Unrestricted file transfer
It turns out there are no restrictions on the type of URL that may be specified in the enclosure tag — it doesn’t have to use HTTPS, or use any web protocol at all. Given this lack of restrictions, it is possible to create a library feed with any URL imaginable, pointing towards any type of content; Sketch will happily download it.
Users of macOS are familiar with pop-up dialogs asking them to confirm they would like to open a file downloaded from the internet. These prompts appear because web browsers (among many other applications) mark files downloaded from the internet with the “com.apple.quarantine” extended attribute; this signals to macOS that the file should be treated with caution.
The key detail here is that this behavior is not automatic; applications must explicitly mark downloaded files for quarantine. Prior to Sketch 75, files downloaded as part of library feeds were not marked for quarantine.
Remote code execution
To recap so far, Sketch will download any type of file (from any URL) specified in a library feed, and neglect to mark the downloaded file for quarantine. This behavior isn’t ideal, but also isn’t super interesting on its own.
However, I’ve left out one important detail — after Sketch downloads a file from a library feed, that file will be automatically opened, with no user interaction at all.
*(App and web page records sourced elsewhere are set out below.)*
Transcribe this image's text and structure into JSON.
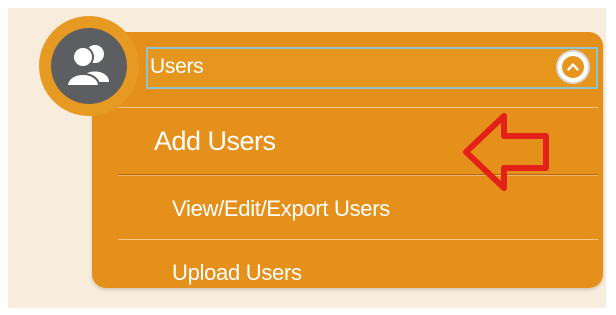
{
  "menu": {
    "title": "Users",
    "items": [
      {
        "label": "Add Users"
      },
      {
        "label": "View/Edit/Export Users"
      },
      {
        "label": "Upload Users"
      }
    ]
  },
  "icons": {
    "avatar": "users-icon",
    "toggle": "chevron-up-icon",
    "annotation": "left-arrow-icon"
  },
  "colors": {
    "background": "#f8ecdc",
    "menu": "#e4901a",
    "avatar_ring": "#e69a22",
    "avatar": "#5c5e62",
    "header_outline": "#8ec3d0",
    "annotation": "#e32119",
    "text": "#ffffff"
  }
}
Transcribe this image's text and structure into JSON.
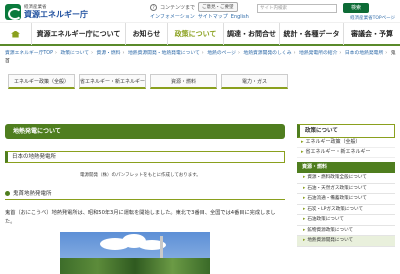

Now things are more interesting. All of these behaviors combined provide a great foundation for remote code execution — the only remaining task is finding a file type that can be used to execute code when it is opened.
Surely there is no shortage of third-party applications suitable for this task, but I wanted to find an application that ships with macOS that could be used. The default terminal emulator on macOS (Terminal.app) supports saving a “terminal profile” to a file, which looks something like this:
<?xml version="1.0" encoding="UTF-8"?> <!DOCTYPE plist PUBLIC "-//Apple//DTD PLIST 1.0//EN" "http://www.apple.com/DTDs/PropertyList-1.0.dtd"> <plist version="1.0"> <dict> <key>CommandString</key> <string>open -a Calculator; killall Terminal</string> <key>ProfileCurrentVersion</key> <real>1.0</real> <key>RunCommandAsShell</key> <false/> <key>name</key> <string>CVE-2021-40531</string> <key>shellExitAction</key> <integer>0</integer> <key>type</key> <string>Window Settings</string> <key>warnOnShellCloseAction</key> <integer>0</integer> </dict> </plist>
When a terminal profile is opened, it launches Terminal.app, creates a new window using that profile, and runs the startup command specified in the “CommandString” property. This makes terminal profiles a great choice for achieving remote code execution in the context of this vulnerability.
It is important to note that if Sketch were properly quarantining downloaded files, the terminal profile would not be able to open and execute code without confirmation. Even with proper quarantining, some users might just click “Run” anyway, but that’s a separate problem out of scope for this blog post. :)
To make installing libraries (or delivering this exploit) even easier, Sketch registers a URL handler that accepts links in the following form:
This makes it possible to install a Sketch library feed by simply clicking a link. In fact, Apple uses this strategy to provide access to their official Sketch libraries. While using the URL handler is not necessary for exploiting this vulnerability, it makes it even easier; potentially securing remote code execution on the victim’s machine with just one click.
Proof of concept
A small proof-of-concept which opens Calculator.app by exploiting this vulnerability (shown at the top of the page) is available on my GitHub here.
Sketch 75 and beyond now appropriately quarantine files downloaded from library feeds. If you aren’t using Sketch 75 or newer, you should avoid using any untrusted library feeds and update as soon as possible.
Finally, I’d like to thank Sketch for their swift cooperation in fixing this vulnerability and for providing a €1,250 reward for reporting this vulnerability.